DATA SHOWN –
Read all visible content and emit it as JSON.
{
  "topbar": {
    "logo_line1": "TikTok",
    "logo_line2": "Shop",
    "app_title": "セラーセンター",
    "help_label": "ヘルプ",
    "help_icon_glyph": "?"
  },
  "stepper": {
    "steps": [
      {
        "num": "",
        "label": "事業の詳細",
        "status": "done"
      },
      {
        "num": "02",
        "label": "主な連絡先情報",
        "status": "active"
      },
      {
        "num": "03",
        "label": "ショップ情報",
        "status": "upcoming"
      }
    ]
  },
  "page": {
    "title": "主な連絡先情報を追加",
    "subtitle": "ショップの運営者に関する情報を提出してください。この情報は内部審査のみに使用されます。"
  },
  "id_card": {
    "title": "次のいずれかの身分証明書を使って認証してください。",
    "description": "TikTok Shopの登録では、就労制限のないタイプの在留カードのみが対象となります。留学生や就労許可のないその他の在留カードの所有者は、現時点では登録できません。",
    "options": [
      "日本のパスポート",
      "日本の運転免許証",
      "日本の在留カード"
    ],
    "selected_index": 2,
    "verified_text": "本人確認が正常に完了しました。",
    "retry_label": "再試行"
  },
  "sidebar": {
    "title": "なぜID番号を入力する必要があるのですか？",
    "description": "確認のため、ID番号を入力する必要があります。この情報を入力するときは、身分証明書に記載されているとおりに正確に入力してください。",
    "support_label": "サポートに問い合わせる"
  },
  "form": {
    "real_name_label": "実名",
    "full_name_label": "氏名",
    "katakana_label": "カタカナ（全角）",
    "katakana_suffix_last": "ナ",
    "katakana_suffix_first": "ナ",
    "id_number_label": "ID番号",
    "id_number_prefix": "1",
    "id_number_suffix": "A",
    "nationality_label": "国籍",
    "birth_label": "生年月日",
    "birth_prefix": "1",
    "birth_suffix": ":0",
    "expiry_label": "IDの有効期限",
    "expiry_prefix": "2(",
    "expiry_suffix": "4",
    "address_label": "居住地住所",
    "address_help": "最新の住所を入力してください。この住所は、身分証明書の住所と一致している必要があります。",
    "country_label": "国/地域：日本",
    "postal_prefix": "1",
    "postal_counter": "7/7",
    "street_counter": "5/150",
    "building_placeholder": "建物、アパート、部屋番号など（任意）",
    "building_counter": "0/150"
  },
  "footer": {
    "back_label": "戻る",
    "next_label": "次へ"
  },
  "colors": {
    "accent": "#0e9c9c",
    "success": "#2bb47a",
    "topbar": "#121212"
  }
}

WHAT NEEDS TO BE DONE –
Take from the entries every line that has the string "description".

RESULT –
    "description": "TikTok Shopの登録では、就労制限のないタイプの在留カードのみが対象となります。留学生や就労許可のないその他の在留カードの所有者は、現時点では登録できません。",
    "description": "確認のため、ID番号を入力する必要があります。この情報を入力するときは、身分証明書に記載されているとおりに正確に入力してください。",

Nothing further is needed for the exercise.